§ Given data:

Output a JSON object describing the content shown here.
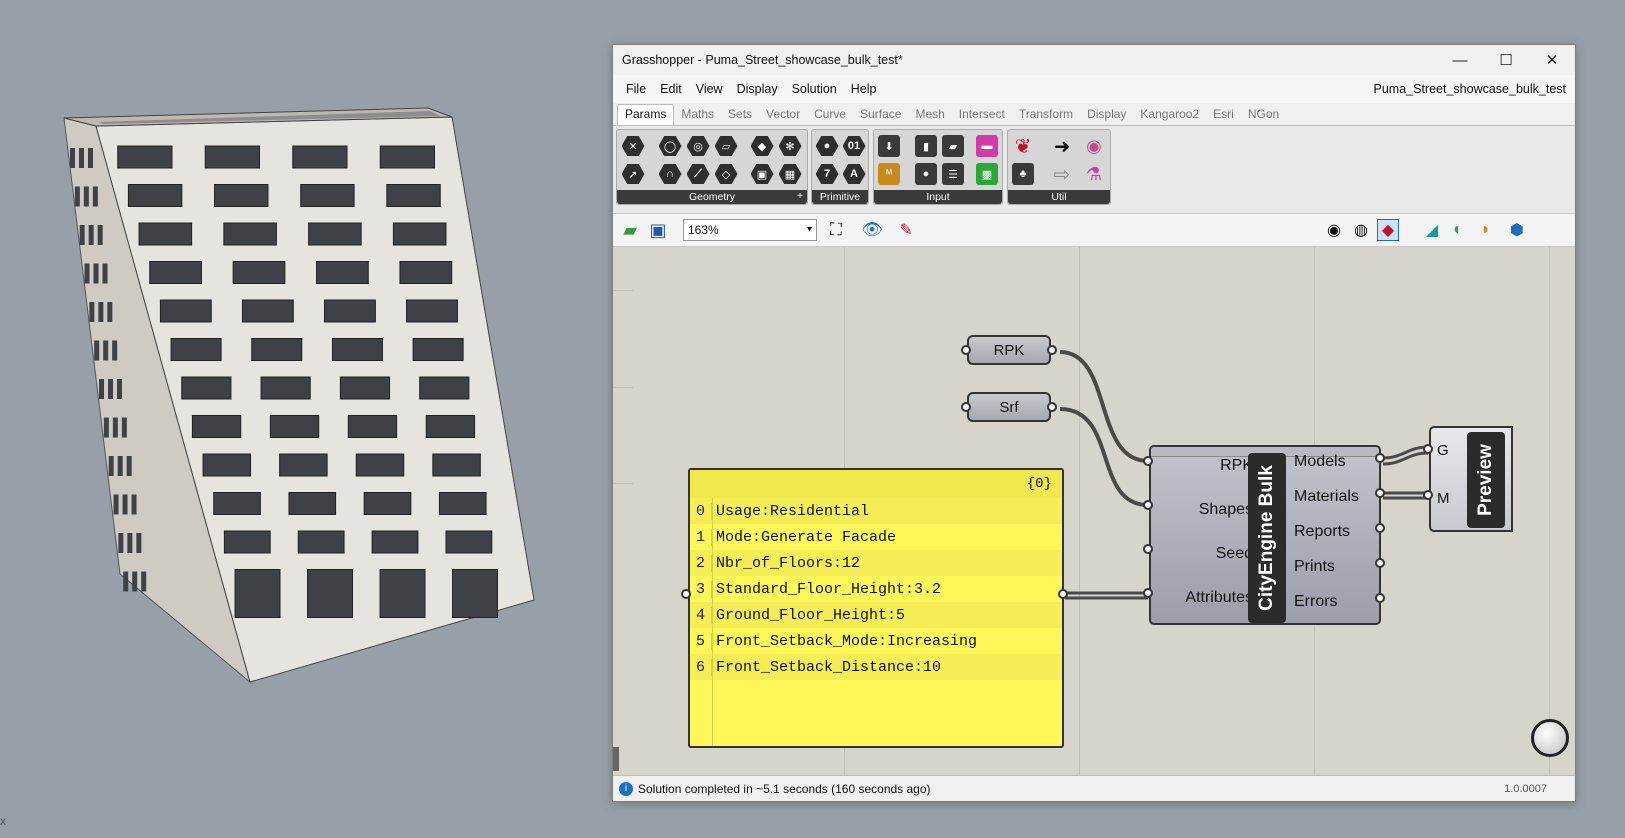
{
  "viewport": {
    "axis_label": "x"
  },
  "window": {
    "title": "Grasshopper - Puma_Street_showcase_bulk_test*",
    "minimize": "—",
    "maximize": "☐",
    "close": "✕"
  },
  "menu": {
    "items": [
      "File",
      "Edit",
      "View",
      "Display",
      "Solution",
      "Help"
    ],
    "document_name": "Puma_Street_showcase_bulk_test"
  },
  "tabs": [
    "Params",
    "Maths",
    "Sets",
    "Vector",
    "Curve",
    "Surface",
    "Mesh",
    "Intersect",
    "Transform",
    "Display",
    "Kangaroo2",
    "Esri",
    "NGon"
  ],
  "active_tab": "Params",
  "ribbon": {
    "panels": [
      "Geometry",
      "Primitive",
      "Input",
      "Util"
    ],
    "more": "+"
  },
  "toolbar": {
    "zoom": "163%"
  },
  "canvas": {
    "params": [
      {
        "label": "RPK"
      },
      {
        "label": "Srf"
      }
    ],
    "panel": {
      "path": "{0}",
      "rows": [
        {
          "index": "0",
          "text": "Usage:Residential"
        },
        {
          "index": "1",
          "text": "Mode:Generate Facade"
        },
        {
          "index": "2",
          "text": "Nbr_of_Floors:12"
        },
        {
          "index": "3",
          "text": "Standard_Floor_Height:3.2"
        },
        {
          "index": "4",
          "text": "Ground_Floor_Height:5"
        },
        {
          "index": "5",
          "text": "Front_Setback_Mode:Increasing"
        },
        {
          "index": "6",
          "text": "Front_Setback_Distance:10"
        }
      ]
    },
    "component": {
      "name": "CityEngine Bulk",
      "inputs": [
        "RPK",
        "Shapes",
        "Seed",
        "Attributes"
      ],
      "outputs": [
        "Models",
        "Materials",
        "Reports",
        "Prints",
        "Errors"
      ]
    },
    "preview": {
      "name": "Preview",
      "inputs": [
        "G",
        "M"
      ]
    }
  },
  "status": {
    "message": "Solution completed in ~5.1 seconds (160 seconds ago)",
    "version": "1.0.0007"
  },
  "colors": {
    "panel_yellow": "#fef75a",
    "canvas": "#d7d4cb",
    "background": "#97a0a8"
  }
}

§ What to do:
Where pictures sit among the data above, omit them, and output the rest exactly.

§ Task answer:
Output a JSON object describing the content shown here.
{
  "viewport": {
    "axis_label": "x"
  },
  "window": {
    "title": "Grasshopper - Puma_Street_showcase_bulk_test*",
    "minimize": "—",
    "maximize": "☐",
    "close": "✕"
  },
  "menu": {
    "items": [
      "File",
      "Edit",
      "View",
      "Display",
      "Solution",
      "Help"
    ],
    "document_name": "Puma_Street_showcase_bulk_test"
  },
  "tabs": [
    "Params",
    "Maths",
    "Sets",
    "Vector",
    "Curve",
    "Surface",
    "Mesh",
    "Intersect",
    "Transform",
    "Display",
    "Kangaroo2",
    "Esri",
    "NGon"
  ],
  "active_tab": "Params",
  "ribbon": {
    "panels": [
      "Geometry",
      "Primitive",
      "Input",
      "Util"
    ],
    "more": "+"
  },
  "toolbar": {
    "zoom": "163%"
  },
  "canvas": {
    "params": [
      {
        "label": "RPK"
      },
      {
        "label": "Srf"
      }
    ],
    "panel": {
      "path": "{0}",
      "rows": [
        {
          "index": "0",
          "text": "Usage:Residential"
        },
        {
          "index": "1",
          "text": "Mode:Generate Facade"
        },
        {
          "index": "2",
          "text": "Nbr_of_Floors:12"
        },
        {
          "index": "3",
          "text": "Standard_Floor_Height:3.2"
        },
        {
          "index": "4",
          "text": "Ground_Floor_Height:5"
        },
        {
          "index": "5",
          "text": "Front_Setback_Mode:Increasing"
        },
        {
          "index": "6",
          "text": "Front_Setback_Distance:10"
        }
      ]
    },
    "component": {
      "name": "CityEngine Bulk",
      "inputs": [
        "RPK",
        "Shapes",
        "Seed",
        "Attributes"
      ],
      "outputs": [
        "Models",
        "Materials",
        "Reports",
        "Prints",
        "Errors"
      ]
    },
    "preview": {
      "name": "Preview",
      "inputs": [
        "G",
        "M"
      ]
    }
  },
  "status": {
    "message": "Solution completed in ~5.1 seconds (160 seconds ago)",
    "version": "1.0.0007"
  },
  "colors": {
    "panel_yellow": "#fef75a",
    "canvas": "#d7d4cb",
    "background": "#97a0a8"
  }
}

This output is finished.